Task details: The entries below must be repeated exactly. None may be skipped.

Information supplied:
══════════
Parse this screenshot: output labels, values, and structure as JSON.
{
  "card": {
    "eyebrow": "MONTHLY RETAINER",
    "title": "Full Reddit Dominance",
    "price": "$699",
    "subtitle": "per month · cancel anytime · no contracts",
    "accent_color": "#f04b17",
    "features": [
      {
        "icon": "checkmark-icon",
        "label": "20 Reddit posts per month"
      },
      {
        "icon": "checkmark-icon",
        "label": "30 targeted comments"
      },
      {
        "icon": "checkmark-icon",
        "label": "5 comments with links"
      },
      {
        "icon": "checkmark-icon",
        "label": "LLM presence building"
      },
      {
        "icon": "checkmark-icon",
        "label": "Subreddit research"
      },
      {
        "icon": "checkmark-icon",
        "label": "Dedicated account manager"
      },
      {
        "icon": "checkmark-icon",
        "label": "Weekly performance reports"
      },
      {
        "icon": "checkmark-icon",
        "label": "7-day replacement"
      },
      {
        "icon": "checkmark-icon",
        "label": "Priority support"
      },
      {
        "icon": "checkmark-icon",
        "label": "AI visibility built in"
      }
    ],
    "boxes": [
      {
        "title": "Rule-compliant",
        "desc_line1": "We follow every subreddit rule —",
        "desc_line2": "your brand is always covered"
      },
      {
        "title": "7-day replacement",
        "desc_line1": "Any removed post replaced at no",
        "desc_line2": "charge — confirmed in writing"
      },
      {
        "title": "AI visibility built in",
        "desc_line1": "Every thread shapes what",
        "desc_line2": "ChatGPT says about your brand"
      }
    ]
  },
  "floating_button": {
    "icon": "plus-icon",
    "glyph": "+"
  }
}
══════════
Answer box:
Parse this screenshot: output labels, values, and structure as JSON.
{
  "card": {
    "eyebrow": "MONTHLY RETAINER",
    "title": "Full Reddit Dominance",
    "price": "$699",
    "subtitle": "per month · cancel anytime · no contracts",
    "accent_color": "#f04b17",
    "features": [
      {
        "icon": "checkmark-icon",
        "label": "20 Reddit posts per month"
      },
      {
        "icon": "checkmark-icon",
        "label": "30 targeted comments"
      },
      {
        "icon": "checkmark-icon",
        "label": "5 comments with links"
      },
      {
        "icon": "checkmark-icon",
        "label": "LLM presence building"
      },
      {
        "icon": "checkmark-icon",
        "label": "Subreddit research"
      },
      {
        "icon": "checkmark-icon",
        "label": "Dedicated account manager"
      },
      {
        "icon": "checkmark-icon",
        "label": "Weekly performance reports"
      },
      {
        "icon": "checkmark-icon",
        "label": "7-day replacement"
      },
      {
        "icon": "checkmark-icon",
        "label": "Priority support"
      },
      {
        "icon": "checkmark-icon",
        "label": "AI visibility built in"
      }
    ],
    "boxes": [
      {
        "title": "Rule-compliant",
        "desc_line1": "We follow every subreddit rule —",
        "desc_line2": "your brand is always covered"
      },
      {
        "title": "7-day replacement",
        "desc_line1": "Any removed post replaced at no",
        "desc_line2": "charge — confirmed in writing"
      },
      {
        "title": "AI visibility built in",
        "desc_line1": "Every thread shapes what",
        "desc_line2": "ChatGPT says about your brand"
      }
    ]
  },
  "floating_button": {
    "icon": "plus-icon",
    "glyph": "+"
  }
}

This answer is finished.